▶ _RECORDS_
>>>

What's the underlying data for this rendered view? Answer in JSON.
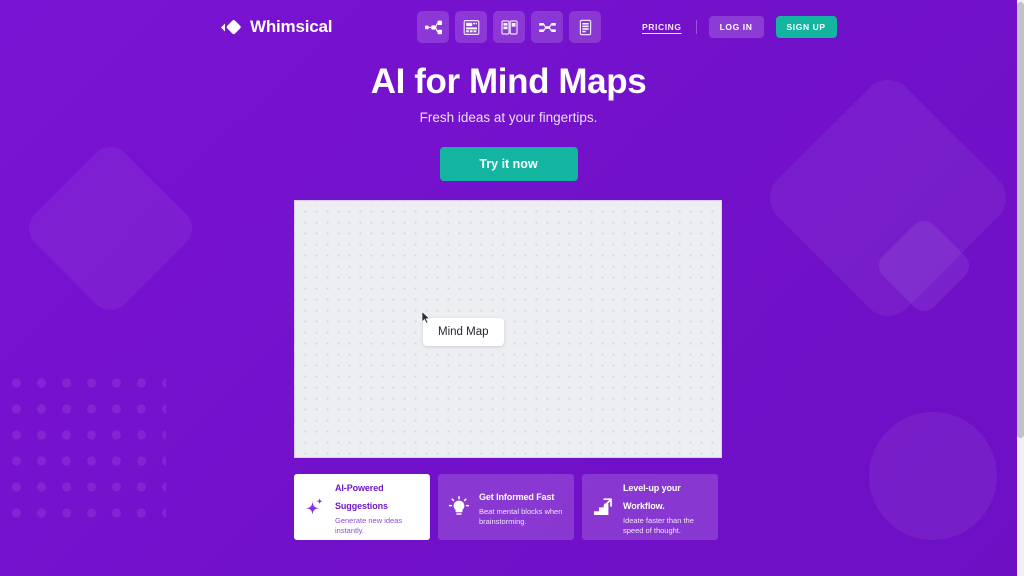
{
  "brand": {
    "name": "Whimsical",
    "logo_icon": "whimsical-diamond-logo"
  },
  "nav": {
    "tools": [
      {
        "icon": "mind-map-icon",
        "label": "Mind Map"
      },
      {
        "icon": "wireframe-icon",
        "label": "Wireframe"
      },
      {
        "icon": "board-icon",
        "label": "Board"
      },
      {
        "icon": "flowchart-icon",
        "label": "Flowchart"
      },
      {
        "icon": "document-icon",
        "label": "Doc"
      }
    ],
    "pricing_label": "PRICING",
    "login_label": "LOG IN",
    "signup_label": "SIGN UP"
  },
  "hero": {
    "title": "AI for Mind Maps",
    "subtitle": "Fresh ideas at your fingertips.",
    "cta_label": "Try it now"
  },
  "canvas": {
    "node_label": "Mind Map",
    "cursor_icon": "cursor-arrow-icon"
  },
  "cards": [
    {
      "icon": "sparkle-icon",
      "title": "AI-Powered Suggestions",
      "desc": "Generate new ideas instantly."
    },
    {
      "icon": "lightbulb-icon",
      "title": "Get Informed Fast",
      "desc": "Beat mental blocks when brainstorming."
    },
    {
      "icon": "stairs-arrow-icon",
      "title": "Level-up your Workflow.",
      "desc": "Ideate faster than the speed of thought."
    }
  ],
  "colors": {
    "background_purple": "#7613ce",
    "accent_teal": "#13b5a0",
    "card_purple_text": "#6d18c9",
    "white": "#ffffff"
  }
}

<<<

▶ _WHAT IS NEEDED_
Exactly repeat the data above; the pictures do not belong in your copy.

▶ _RESULT_
What's the underlying data for this rendered view? Answer in JSON.
{
  "brand": {
    "name": "Whimsical",
    "logo_icon": "whimsical-diamond-logo"
  },
  "nav": {
    "tools": [
      {
        "icon": "mind-map-icon",
        "label": "Mind Map"
      },
      {
        "icon": "wireframe-icon",
        "label": "Wireframe"
      },
      {
        "icon": "board-icon",
        "label": "Board"
      },
      {
        "icon": "flowchart-icon",
        "label": "Flowchart"
      },
      {
        "icon": "document-icon",
        "label": "Doc"
      }
    ],
    "pricing_label": "PRICING",
    "login_label": "LOG IN",
    "signup_label": "SIGN UP"
  },
  "hero": {
    "title": "AI for Mind Maps",
    "subtitle": "Fresh ideas at your fingertips.",
    "cta_label": "Try it now"
  },
  "canvas": {
    "node_label": "Mind Map",
    "cursor_icon": "cursor-arrow-icon"
  },
  "cards": [
    {
      "icon": "sparkle-icon",
      "title": "AI-Powered Suggestions",
      "desc": "Generate new ideas instantly."
    },
    {
      "icon": "lightbulb-icon",
      "title": "Get Informed Fast",
      "desc": "Beat mental blocks when brainstorming."
    },
    {
      "icon": "stairs-arrow-icon",
      "title": "Level-up your Workflow.",
      "desc": "Ideate faster than the speed of thought."
    }
  ],
  "colors": {
    "background_purple": "#7613ce",
    "accent_teal": "#13b5a0",
    "card_purple_text": "#6d18c9",
    "white": "#ffffff"
  }
}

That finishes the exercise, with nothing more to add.